* _Source data_
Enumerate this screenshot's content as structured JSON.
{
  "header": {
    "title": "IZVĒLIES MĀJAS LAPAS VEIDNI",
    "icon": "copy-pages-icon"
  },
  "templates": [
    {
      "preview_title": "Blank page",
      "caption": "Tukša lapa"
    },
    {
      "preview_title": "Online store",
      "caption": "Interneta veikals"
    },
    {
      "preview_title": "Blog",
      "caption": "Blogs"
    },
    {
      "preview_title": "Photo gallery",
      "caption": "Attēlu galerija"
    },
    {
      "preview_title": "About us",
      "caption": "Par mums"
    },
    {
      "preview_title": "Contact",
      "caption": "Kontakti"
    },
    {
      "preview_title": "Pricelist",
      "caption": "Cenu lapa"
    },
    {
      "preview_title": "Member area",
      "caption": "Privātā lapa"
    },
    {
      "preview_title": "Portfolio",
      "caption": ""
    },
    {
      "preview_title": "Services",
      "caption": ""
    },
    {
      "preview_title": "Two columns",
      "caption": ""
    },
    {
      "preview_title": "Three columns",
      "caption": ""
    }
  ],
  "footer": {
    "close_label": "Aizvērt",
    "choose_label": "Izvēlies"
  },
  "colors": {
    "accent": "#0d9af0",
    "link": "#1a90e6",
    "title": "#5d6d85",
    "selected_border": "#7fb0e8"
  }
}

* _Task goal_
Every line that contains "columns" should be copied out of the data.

* _Task result_
      "preview_title": "Two columns",
      "preview_title": "Three columns",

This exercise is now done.